- Task brief -
Please restate the data word for word.

......

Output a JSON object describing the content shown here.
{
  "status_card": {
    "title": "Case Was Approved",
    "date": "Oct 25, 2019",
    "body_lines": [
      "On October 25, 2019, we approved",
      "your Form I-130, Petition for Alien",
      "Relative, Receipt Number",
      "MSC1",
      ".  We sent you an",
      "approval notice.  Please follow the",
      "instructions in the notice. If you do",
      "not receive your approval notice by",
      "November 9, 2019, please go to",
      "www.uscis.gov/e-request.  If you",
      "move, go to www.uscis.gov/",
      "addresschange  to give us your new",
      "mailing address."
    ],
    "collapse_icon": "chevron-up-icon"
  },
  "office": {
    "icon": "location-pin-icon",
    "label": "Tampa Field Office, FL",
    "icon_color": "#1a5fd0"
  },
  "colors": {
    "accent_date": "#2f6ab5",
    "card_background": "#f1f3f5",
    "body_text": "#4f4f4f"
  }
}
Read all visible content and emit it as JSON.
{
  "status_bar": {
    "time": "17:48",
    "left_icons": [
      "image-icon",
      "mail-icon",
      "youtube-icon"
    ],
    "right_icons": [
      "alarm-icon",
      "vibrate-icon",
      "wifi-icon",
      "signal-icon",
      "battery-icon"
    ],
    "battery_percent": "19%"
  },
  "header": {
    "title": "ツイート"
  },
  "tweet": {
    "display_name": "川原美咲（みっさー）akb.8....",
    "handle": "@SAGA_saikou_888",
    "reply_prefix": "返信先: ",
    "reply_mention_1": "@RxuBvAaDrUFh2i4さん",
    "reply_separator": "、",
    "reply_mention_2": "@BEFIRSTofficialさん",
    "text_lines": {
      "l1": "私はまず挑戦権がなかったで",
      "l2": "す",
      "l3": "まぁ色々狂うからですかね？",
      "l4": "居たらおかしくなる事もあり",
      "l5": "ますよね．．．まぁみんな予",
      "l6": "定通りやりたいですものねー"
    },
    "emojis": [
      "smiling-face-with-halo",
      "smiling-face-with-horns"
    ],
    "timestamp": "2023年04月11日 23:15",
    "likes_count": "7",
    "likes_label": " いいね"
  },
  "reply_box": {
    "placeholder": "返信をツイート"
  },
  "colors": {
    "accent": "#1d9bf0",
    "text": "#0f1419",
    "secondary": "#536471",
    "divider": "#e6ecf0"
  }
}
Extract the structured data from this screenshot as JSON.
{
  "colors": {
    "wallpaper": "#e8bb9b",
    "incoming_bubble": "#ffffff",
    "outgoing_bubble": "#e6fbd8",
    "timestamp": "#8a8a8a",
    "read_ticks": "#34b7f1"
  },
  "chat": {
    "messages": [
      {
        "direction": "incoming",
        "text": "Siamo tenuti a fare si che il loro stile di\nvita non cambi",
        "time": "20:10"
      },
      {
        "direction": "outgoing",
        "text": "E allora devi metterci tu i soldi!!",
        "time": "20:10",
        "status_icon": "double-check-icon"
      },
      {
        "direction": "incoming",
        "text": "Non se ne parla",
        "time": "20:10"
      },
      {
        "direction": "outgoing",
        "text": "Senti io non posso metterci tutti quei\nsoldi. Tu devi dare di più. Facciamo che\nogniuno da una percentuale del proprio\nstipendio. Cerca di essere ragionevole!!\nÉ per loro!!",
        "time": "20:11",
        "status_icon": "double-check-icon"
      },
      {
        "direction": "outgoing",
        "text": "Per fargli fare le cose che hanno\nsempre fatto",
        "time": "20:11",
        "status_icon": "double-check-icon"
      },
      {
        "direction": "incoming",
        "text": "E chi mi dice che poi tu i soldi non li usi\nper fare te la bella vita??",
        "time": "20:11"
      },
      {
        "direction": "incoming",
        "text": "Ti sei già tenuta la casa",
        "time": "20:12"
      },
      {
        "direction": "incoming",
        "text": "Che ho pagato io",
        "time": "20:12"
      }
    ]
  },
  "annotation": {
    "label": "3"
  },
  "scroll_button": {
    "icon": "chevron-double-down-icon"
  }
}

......

- Completed task -
Output a JSON object describing the content shown here.
{
  "status_card": {
    "title": "Case Was Approved",
    "date": "Oct 25, 2019",
    "body_lines": [
      "On October 25, 2019, we approved",
      "your Form I-130, Petition for Alien",
      "Relative, Receipt Number",
      "MSC1",
      ".  We sent you an",
      "approval notice.  Please follow the",
      "instructions in the notice. If you do",
      "not receive your approval notice by",
      "November 9, 2019, please go to",
      "www.uscis.gov/e-request.  If you",
      "move, go to www.uscis.gov/",
      "addresschange  to give us your new",
      "mailing address."
    ],
    "collapse_icon": "chevron-up-icon"
  },
  "office": {
    "icon": "location-pin-icon",
    "label": "Tampa Field Office, FL",
    "icon_color": "#1a5fd0"
  },
  "colors": {
    "accent_date": "#2f6ab5",
    "card_background": "#f1f3f5",
    "body_text": "#4f4f4f"
  }
}
Read all visible content and emit it as JSON.
{
  "status_bar": {
    "time": "17:48",
    "left_icons": [
      "image-icon",
      "mail-icon",
      "youtube-icon"
    ],
    "right_icons": [
      "alarm-icon",
      "vibrate-icon",
      "wifi-icon",
      "signal-icon",
      "battery-icon"
    ],
    "battery_percent": "19%"
  },
  "header": {
    "title": "ツイート"
  },
  "tweet": {
    "display_name": "川原美咲（みっさー）akb.8....",
    "handle": "@SAGA_saikou_888",
    "reply_prefix": "返信先: ",
    "reply_mention_1": "@RxuBvAaDrUFh2i4さん",
    "reply_separator": "、",
    "reply_mention_2": "@BEFIRSTofficialさん",
    "text_lines": {
      "l1": "私はまず挑戦権がなかったで",
      "l2": "す",
      "l3": "まぁ色々狂うからですかね？",
      "l4": "居たらおかしくなる事もあり",
      "l5": "ますよね．．．まぁみんな予",
      "l6": "定通りやりたいですものねー"
    },
    "emojis": [
      "smiling-face-with-halo",
      "smiling-face-with-horns"
    ],
    "timestamp": "2023年04月11日 23:15",
    "likes_count": "7",
    "likes_label": " いいね"
  },
  "reply_box": {
    "placeholder": "返信をツイート"
  },
  "colors": {
    "accent": "#1d9bf0",
    "text": "#0f1419",
    "secondary": "#536471",
    "divider": "#e6ecf0"
  }
}
Extract the structured data from this screenshot as JSON.
{
  "colors": {
    "wallpaper": "#e8bb9b",
    "incoming_bubble": "#ffffff",
    "outgoing_bubble": "#e6fbd8",
    "timestamp": "#8a8a8a",
    "read_ticks": "#34b7f1"
  },
  "chat": {
    "messages": [
      {
        "direction": "incoming",
        "text": "Siamo tenuti a fare si che il loro stile di\nvita non cambi",
        "time": "20:10"
      },
      {
        "direction": "outgoing",
        "text": "E allora devi metterci tu i soldi!!",
        "time": "20:10",
        "status_icon": "double-check-icon"
      },
      {
        "direction": "incoming",
        "text": "Non se ne parla",
        "time": "20:10"
      },
      {
        "direction": "outgoing",
        "text": "Senti io non posso metterci tutti quei\nsoldi. Tu devi dare di più. Facciamo che\nogniuno da una percentuale del proprio\nstipendio. Cerca di essere ragionevole!!\nÉ per loro!!",
        "time": "20:11",
        "status_icon": "double-check-icon"
      },
      {
        "direction": "outgoing",
        "text": "Per fargli fare le cose che hanno\nsempre fatto",
        "time": "20:11",
        "status_icon": "double-check-icon"
      },
      {
        "direction": "incoming",
        "text": "E chi mi dice che poi tu i soldi non li usi\nper fare te la bella vita??",
        "time": "20:11"
      },
      {
        "direction": "incoming",
        "text": "Ti sei già tenuta la casa",
        "time": "20:12"
      },
      {
        "direction": "incoming",
        "text": "Che ho pagato io",
        "time": "20:12"
      }
    ]
  },
  "annotation": {
    "label": "3"
  },
  "scroll_button": {
    "icon": "chevron-double-down-icon"
  }
}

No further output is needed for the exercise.